  • Memorize Reciprocals: Familiarize yourself with the reciprocals of common fractions to speed up the process.
  • Check Your Work: Always simplify your final answer and, if possible, check your work by performing the inverse operation (in this case, multiplying the result by the divisor) to see if you arrive back at the original dividend.

Common Mistakes to Avoid

  • Forgetting to Find the Reciprocal: One of the most common mistakes is to forget to flip the divisor fraction before multiplying. Remember, division of fractions requires using the reciprocal of the divisor.
  • Improper Simplification: Ensure you fully simplify your answer by finding the greatest common divisor (GCD) of the numerator and denominator. Leaving an answer in an unsimplified form can lead to mistakes in subsequent calculations.
  • Mixing Up the Dividend and Divisor: Pay careful attention to which fraction is the dividend and which is the divisor, especially in complex problems that involve multiple operations.


Dividing fractions is an essential skill in mathematics that, with understanding and practice, can be mastered by anyone. By breaking down the process into simple, manageable steps and practicing regularly, you’ll find that what once seemed challenging can become second nature. Remember to start with a solid understanding of fractions, follow the steps for dividing fractions carefully, and practice regularly to hone your skills. With these strategies in hand, you’re well on your way to becoming proficient in dividing fractions, opening the door to a deeper understanding of mathematics and its applications in real-world scenarios.

FAQs on How to Divide Fractions

1. What is the easiest way to divide fractions?

The easiest way to divide fractions is by following a simple four-step process: Identify the dividend and divisor, find the reciprocal of the divisor, multiply the dividend by the reciprocal, and simplify the result if necessary. This method turns division into multiplication, making the process more straightforward.

2. Do I always have to simplify my answer when dividing fractions?

While you might get the correct answer without simplifying, it is considered good mathematical practice to always simplify your answer to its lowest terms. This makes your result more accessible to understand and use, especially in subsequent calculations.

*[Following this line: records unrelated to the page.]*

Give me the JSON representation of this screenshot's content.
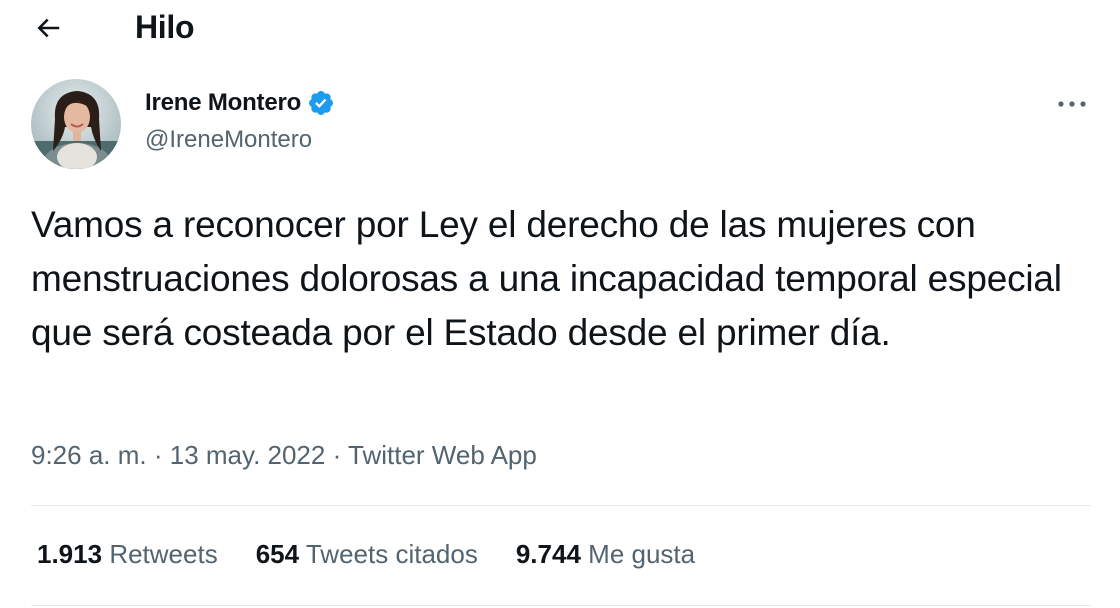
{
  "header": {
    "back_icon": "arrow-left-icon",
    "title": "Hilo"
  },
  "tweet": {
    "author": {
      "name": "Irene Montero",
      "handle": "@IreneMontero",
      "verified": true,
      "verified_color": "#1d9bf0"
    },
    "more_icon": "more-horizontal-icon",
    "text": "Vamos a reconocer por Ley el derecho de las mujeres con menstruaciones dolorosas a una incapacidad temporal especial que será costeada por el Estado desde el primer día.",
    "time": "9:26 a. m.",
    "separator": " · ",
    "date": "13 may. 2022",
    "source": "Twitter Web App",
    "stats": {
      "retweets_count": "1.913",
      "retweets_label": "Retweets",
      "quotes_count": "654",
      "quotes_label": "Tweets citados",
      "likes_count": "9.744",
      "likes_label": "Me gusta"
    }
  },
  "colors": {
    "text_primary": "#0f1419",
    "text_secondary": "#536471",
    "divider": "#e7e9ea",
    "accent": "#1d9bf0"
  }
}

3. Can I divide fractions using a calculator?

Yes, you can use a calculator to divide fractions. However, understanding how to do it manually is vital for developing a strong foundation in mathematics, which is essential for solving more complex problems that a calculator cannot easily handle.